What is expected: Every line below that holds the string "CHEVEUX" should be copied.

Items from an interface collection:
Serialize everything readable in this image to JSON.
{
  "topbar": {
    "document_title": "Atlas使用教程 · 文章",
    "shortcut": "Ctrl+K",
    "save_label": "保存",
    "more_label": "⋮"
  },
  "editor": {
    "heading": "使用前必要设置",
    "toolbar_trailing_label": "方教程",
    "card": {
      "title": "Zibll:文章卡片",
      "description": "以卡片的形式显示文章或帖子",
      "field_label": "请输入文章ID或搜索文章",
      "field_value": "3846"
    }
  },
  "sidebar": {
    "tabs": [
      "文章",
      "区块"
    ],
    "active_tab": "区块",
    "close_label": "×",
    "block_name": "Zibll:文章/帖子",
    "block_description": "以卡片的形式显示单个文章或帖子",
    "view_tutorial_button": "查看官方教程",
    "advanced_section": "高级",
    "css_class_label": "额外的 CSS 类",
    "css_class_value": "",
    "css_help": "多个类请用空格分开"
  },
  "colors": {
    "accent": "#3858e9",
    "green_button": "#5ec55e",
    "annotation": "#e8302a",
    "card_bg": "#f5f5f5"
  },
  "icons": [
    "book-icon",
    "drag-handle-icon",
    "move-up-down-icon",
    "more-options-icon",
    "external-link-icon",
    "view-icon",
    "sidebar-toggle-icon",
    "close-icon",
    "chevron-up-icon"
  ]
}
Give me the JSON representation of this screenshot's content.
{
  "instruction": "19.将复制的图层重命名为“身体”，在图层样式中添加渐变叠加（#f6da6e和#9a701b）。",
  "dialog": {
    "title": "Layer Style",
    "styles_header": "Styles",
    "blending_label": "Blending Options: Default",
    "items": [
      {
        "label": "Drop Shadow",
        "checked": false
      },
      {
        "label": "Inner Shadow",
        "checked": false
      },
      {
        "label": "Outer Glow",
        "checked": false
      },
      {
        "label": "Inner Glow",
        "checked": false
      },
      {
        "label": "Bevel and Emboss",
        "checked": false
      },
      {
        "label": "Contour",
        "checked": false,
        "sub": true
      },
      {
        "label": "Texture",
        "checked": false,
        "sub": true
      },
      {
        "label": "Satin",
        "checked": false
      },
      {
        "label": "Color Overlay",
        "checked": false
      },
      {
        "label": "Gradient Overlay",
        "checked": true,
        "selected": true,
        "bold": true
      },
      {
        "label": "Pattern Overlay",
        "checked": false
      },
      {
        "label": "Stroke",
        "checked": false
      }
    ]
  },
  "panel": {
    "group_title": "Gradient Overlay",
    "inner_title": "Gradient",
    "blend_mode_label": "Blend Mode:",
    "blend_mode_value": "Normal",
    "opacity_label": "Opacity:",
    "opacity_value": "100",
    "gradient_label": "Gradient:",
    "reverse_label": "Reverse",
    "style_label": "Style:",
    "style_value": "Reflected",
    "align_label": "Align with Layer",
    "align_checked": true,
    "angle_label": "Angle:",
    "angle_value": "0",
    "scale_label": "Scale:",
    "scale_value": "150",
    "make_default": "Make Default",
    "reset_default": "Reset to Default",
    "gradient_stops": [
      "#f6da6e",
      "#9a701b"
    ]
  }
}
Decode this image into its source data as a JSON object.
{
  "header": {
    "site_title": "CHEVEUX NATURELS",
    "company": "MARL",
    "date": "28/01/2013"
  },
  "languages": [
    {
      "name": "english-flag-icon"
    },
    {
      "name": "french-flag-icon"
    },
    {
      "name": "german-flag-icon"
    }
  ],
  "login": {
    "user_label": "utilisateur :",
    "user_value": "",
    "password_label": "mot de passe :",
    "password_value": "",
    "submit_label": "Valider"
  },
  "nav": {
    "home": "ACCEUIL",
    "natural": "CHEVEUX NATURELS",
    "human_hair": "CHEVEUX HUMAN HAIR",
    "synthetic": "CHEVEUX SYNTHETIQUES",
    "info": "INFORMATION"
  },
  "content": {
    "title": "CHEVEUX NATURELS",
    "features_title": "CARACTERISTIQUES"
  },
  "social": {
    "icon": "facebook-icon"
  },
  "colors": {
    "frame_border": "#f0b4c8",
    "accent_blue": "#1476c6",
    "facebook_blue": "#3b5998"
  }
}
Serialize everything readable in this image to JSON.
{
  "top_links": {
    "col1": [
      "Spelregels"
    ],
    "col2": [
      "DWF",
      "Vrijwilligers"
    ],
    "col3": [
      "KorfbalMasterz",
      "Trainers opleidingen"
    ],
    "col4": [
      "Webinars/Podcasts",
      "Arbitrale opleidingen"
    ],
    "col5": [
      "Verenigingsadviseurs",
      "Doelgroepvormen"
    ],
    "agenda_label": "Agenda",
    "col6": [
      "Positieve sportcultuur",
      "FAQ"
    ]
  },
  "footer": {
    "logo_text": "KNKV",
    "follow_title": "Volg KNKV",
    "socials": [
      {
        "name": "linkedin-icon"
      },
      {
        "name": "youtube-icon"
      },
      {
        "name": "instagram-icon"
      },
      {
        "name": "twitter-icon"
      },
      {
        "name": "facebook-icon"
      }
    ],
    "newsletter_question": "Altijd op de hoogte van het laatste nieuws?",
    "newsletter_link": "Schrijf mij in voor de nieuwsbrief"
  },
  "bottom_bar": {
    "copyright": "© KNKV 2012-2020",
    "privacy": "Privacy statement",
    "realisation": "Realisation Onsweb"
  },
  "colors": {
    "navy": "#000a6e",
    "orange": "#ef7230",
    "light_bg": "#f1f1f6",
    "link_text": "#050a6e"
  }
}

Answer to this task:
    "site_title": "CHEVEUX NATURELS",
    "natural": "CHEVEUX NATURELS",
    "human_hair": "CHEVEUX HUMAN HAIR",
    "synthetic": "CHEVEUX SYNTHETIQUES",
    "title": "CHEVEUX NATURELS",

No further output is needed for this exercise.